Friday, September 11, 2009

Love is the Higher Law


This is a remarkable book. Even, I think, for David Levithan, who has a history of remarkable books.

Some of you know that I take notes, of varying depth, while I read. Sometimes it's just notes on plot and character. Sometimes the notes consist of sentences that strike me as emblematic of the novel as a whole or are just beautifully written. In LOVE IS THE HIGHER LAW I took no notes on plot. I did however manage to copy out ONE WHOLE PAGE of the text into my notebook. I thought it would just be a couple sentences, but it ended up being pretty much the whole page (page 39, if you were wondering).

Anyway, I didn't read this because the eighth anniversary of 9/11 was coming up. I don't really need to relive that day - ever - I haven't read or watched anything dealing with the subject prior to this. I read it because it was David Levithan writing about 9/11. I know that Levithan is a New Yorker. And I trusted him as an author to deal with this subject with barefaced honesty, never pandering, never with any sense of self-importance or false heroism, or anything else that sullies that day.

Or something.

Love is the Higher Law follows three teenage New Yorkers through September 11, 2001 and beyond that to the marvel of living on. It follows how one day has lingering effects on their lives and what it meant to be a New Yorker, and a human, on that day.

It was beautiful from the first page. Each of the three voices were distinct and unique.

Claire started out the morning of 9/11 paranoid and worried over the what-ifs in life. It took a what-if she never expected to realize what life - and love - is.

Jasper began that day self-absorbed and self-important and deals with it by pushing everyone away.

Peter sees the world through the goggles of the truly music-obsessed, but is at a loss when the world drowns out his music.

These three teens who barely know each other before these events somehow eventually find each other in a masterful and utterly believable weaving of storyline. High school and college typically see teens grow and change, but those who came of age during this period had their transition sparked by one shared event, which makes them unique among recent generations. Levithan explores this thought with sensitivity.
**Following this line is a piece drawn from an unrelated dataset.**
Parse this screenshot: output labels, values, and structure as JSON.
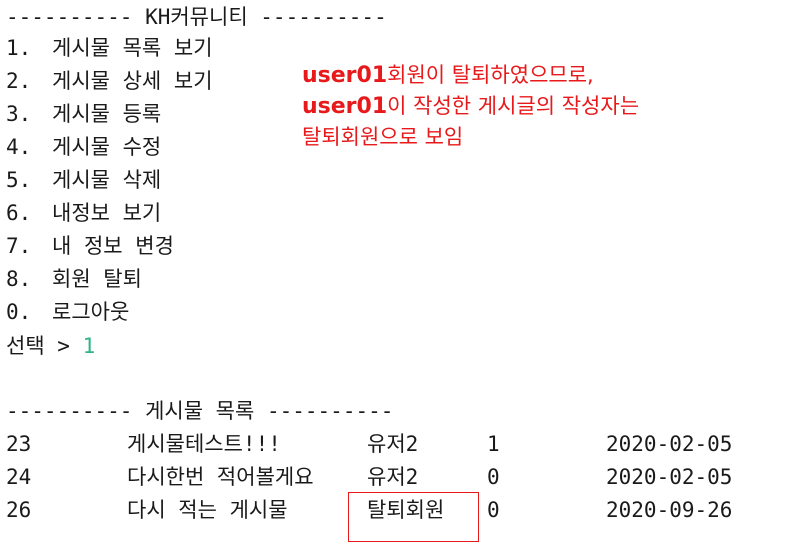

Yes, I'm raving. And nominating it for my library's Mock Printz.

Here are some quotes:

Peter, p 39: "I know if I press play, the song will never be able to work for me again, because instead of the song playing under the moment, the moment will weigh on top of the song, and I am never going to want to remember this, I am never going to want to be here again, so I walk withougt anyone else's words in my ears, and all the music falls away from the world, because how can you have music on a day like today? Whitenoise is not the same as silence. White noise is different because you know white noise is deliberate, composed to cancel everything out. It is the opposite of music, and it is all that I can hear and all that I can imagine hearing right now. I keep going back to that first moment - seeing that black hole on the tower, seeing the site of the crash, that image, that one image is what I am picturing right now. That tower is our history, our lives, all the minutiae and security and hope. And that black hole is what I'm feeling. It will effect me in ways I can't even begin to get my mind around. This day is a dark crater. There is no room for songs. The songs are wrong. Every song is wrong. And I don't know what to do without music."

Claire, p 106: "I think that if you were somehow able to measure the weight of human kindness it would have weighed more on 9/11 than it ever had. On 9/11, all the hatred and murder could not compare with the weight of love, of bravery, of caring. I have to believe that. I honestly believe that. I think we saw the way humanity works on that day, and while some of it was horrifying, so much of it was good."

Jasper, p 125: "I went the whole day withought thinking about it...I didn't let the world in at all. or that day. Until, of course the end of the day, when i realized I had gone the whole day without thinking about it, and wondered what that meant."

Claire, p 111: "...you can't find a common humanity just because you have a common enemy. You have to find a common humanity because you believe that it's true."

2 comments:

tanita davis said...

Great minds, I reviewed this one today, too. Kind of a tough read, in some ways; in others, it was handled with care - those kid gloves you expect from D. Levithan.

Erin said...

I will definitely pick this up, now.